Exercise prompt
Check every line below for the word "JSON" and copy each one that has it.
—————
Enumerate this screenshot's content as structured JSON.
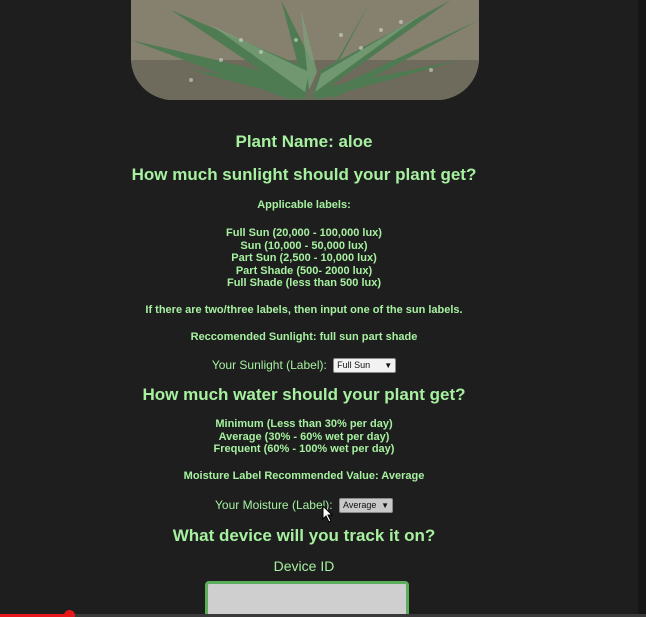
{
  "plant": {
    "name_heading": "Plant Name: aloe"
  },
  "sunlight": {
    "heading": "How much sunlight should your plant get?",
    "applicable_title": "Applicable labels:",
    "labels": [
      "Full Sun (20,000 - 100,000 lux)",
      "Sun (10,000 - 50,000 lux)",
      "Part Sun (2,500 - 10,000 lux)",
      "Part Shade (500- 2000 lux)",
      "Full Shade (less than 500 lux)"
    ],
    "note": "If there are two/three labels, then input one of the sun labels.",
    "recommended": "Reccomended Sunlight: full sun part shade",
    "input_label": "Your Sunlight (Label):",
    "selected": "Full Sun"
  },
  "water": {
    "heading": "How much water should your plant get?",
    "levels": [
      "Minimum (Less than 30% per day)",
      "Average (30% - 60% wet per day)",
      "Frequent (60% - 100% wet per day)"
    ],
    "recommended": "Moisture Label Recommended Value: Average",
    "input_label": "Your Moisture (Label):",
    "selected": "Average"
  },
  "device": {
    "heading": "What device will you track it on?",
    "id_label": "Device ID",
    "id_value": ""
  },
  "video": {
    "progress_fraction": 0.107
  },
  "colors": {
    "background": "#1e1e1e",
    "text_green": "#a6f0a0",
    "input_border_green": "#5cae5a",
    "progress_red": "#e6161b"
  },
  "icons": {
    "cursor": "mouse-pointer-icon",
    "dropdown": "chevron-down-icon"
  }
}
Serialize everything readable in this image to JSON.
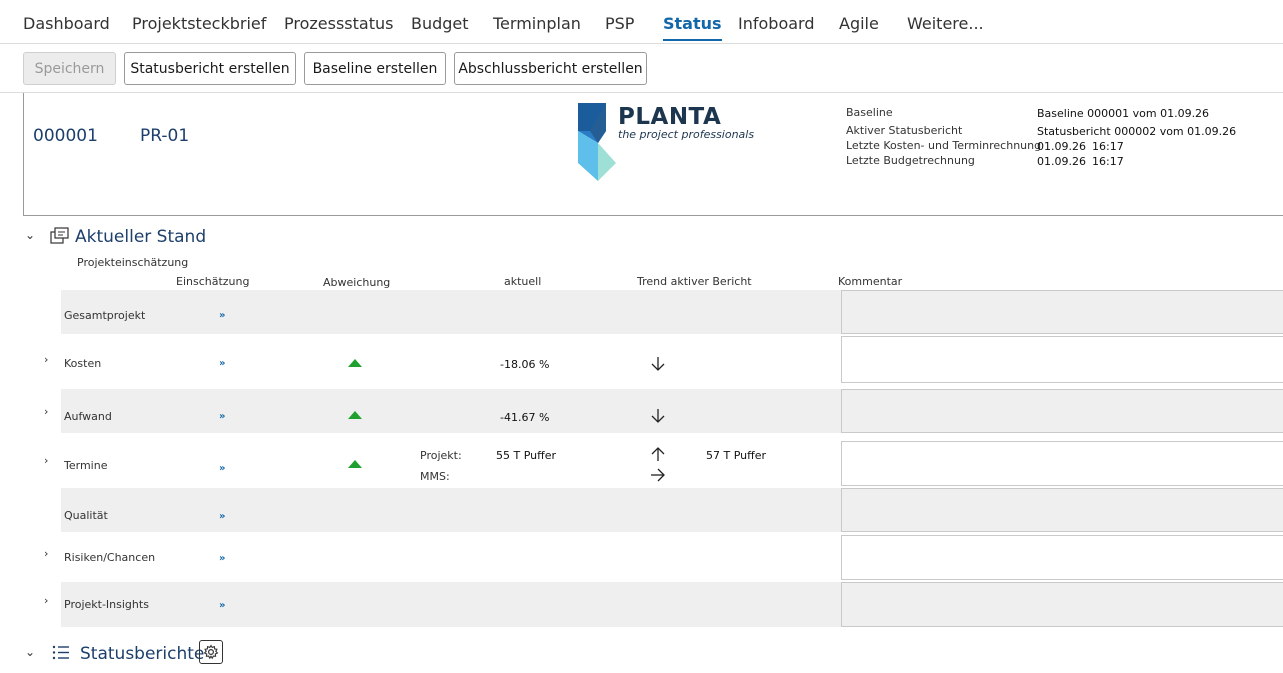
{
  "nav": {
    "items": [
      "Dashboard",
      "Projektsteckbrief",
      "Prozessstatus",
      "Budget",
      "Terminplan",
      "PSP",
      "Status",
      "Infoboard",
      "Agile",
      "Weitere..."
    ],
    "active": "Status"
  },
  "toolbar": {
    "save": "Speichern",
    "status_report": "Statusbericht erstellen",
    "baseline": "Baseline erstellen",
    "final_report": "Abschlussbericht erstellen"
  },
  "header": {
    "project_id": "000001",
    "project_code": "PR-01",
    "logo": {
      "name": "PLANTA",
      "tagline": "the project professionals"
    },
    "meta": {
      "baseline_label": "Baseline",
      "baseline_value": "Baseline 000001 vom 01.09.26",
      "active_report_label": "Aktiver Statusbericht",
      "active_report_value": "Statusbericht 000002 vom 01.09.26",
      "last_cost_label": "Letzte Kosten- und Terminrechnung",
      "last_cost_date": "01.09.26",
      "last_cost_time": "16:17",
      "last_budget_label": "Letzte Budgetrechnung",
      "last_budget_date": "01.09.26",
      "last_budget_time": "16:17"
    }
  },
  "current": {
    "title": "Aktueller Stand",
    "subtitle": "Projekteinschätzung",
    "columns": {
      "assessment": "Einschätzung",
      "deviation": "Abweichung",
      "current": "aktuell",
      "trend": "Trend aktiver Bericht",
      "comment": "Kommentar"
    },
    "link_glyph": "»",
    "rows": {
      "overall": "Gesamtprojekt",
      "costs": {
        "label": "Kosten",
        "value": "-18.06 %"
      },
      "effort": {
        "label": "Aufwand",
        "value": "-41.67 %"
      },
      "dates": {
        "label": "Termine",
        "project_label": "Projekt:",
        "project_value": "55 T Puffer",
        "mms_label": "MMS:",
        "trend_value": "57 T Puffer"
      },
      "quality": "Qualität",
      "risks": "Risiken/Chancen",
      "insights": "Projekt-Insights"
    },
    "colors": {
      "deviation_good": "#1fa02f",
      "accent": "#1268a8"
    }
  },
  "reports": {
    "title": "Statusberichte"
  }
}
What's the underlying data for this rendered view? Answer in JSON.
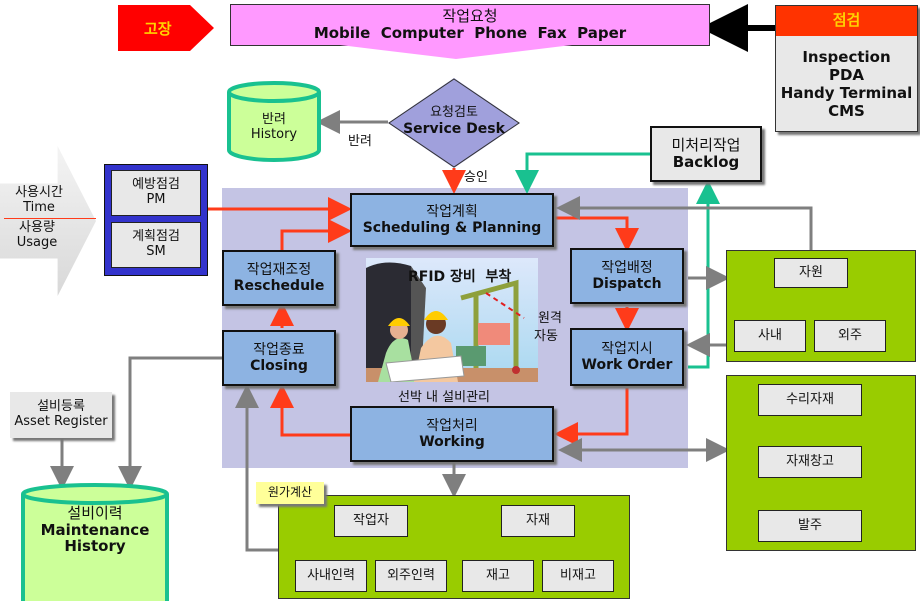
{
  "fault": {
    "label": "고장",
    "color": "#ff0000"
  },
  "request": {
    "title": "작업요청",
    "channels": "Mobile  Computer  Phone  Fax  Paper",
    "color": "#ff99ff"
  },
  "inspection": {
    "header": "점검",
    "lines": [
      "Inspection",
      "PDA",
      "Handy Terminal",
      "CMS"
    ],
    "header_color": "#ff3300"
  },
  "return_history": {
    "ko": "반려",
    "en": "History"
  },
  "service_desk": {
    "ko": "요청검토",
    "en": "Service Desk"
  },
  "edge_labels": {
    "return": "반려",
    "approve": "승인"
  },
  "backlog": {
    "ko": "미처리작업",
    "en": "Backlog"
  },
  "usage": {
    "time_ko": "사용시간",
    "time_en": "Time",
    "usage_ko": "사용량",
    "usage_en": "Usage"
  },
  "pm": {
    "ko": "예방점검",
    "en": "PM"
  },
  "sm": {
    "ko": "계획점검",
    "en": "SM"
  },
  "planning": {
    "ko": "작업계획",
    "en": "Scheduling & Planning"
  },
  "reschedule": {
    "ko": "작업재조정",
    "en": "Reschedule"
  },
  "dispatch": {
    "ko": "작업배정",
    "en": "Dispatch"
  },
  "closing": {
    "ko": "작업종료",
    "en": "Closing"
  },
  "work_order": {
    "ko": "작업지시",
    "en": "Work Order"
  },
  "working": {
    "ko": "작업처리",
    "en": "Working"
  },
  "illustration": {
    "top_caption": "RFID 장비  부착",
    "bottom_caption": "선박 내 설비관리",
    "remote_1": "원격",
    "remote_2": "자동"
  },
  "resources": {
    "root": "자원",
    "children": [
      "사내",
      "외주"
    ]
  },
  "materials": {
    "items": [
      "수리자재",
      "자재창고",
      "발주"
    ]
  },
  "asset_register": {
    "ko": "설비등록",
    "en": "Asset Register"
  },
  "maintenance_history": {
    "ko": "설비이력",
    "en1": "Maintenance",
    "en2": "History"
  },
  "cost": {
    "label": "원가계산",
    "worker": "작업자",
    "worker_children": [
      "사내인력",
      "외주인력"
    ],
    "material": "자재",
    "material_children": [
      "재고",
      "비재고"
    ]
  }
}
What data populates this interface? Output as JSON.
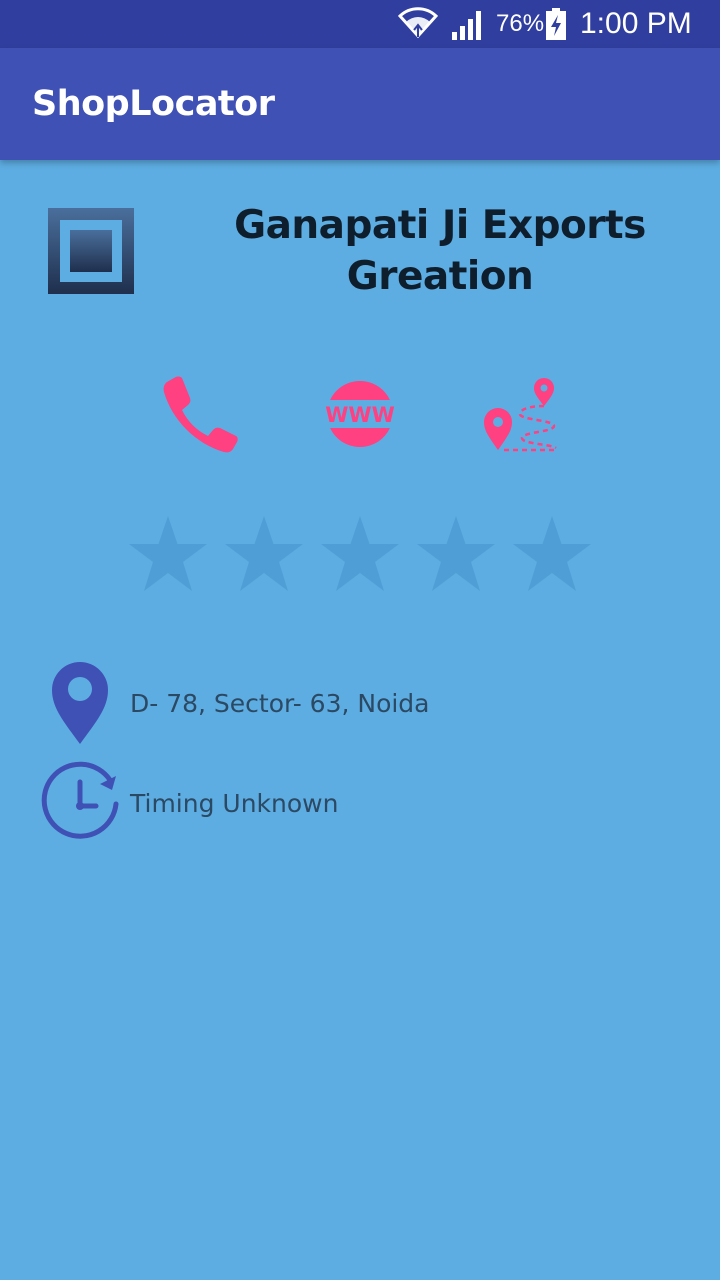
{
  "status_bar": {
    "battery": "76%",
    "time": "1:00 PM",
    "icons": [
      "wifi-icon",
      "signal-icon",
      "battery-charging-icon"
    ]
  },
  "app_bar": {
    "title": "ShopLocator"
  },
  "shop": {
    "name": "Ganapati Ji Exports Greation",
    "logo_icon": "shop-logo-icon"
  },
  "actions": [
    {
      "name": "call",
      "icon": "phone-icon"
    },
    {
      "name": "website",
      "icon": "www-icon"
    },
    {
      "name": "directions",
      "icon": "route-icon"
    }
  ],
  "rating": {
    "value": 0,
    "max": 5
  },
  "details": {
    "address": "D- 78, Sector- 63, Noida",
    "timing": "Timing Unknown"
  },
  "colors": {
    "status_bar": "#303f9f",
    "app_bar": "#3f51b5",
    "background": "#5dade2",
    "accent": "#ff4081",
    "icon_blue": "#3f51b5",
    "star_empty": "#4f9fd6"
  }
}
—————
Task solution
Enumerate this screenshot's content as structured JSON.
Serialize everything readable in this image to JSON.
What's the underlying data for this rendered view? Answer in JSON.
What data populates this interface? Output as JSON.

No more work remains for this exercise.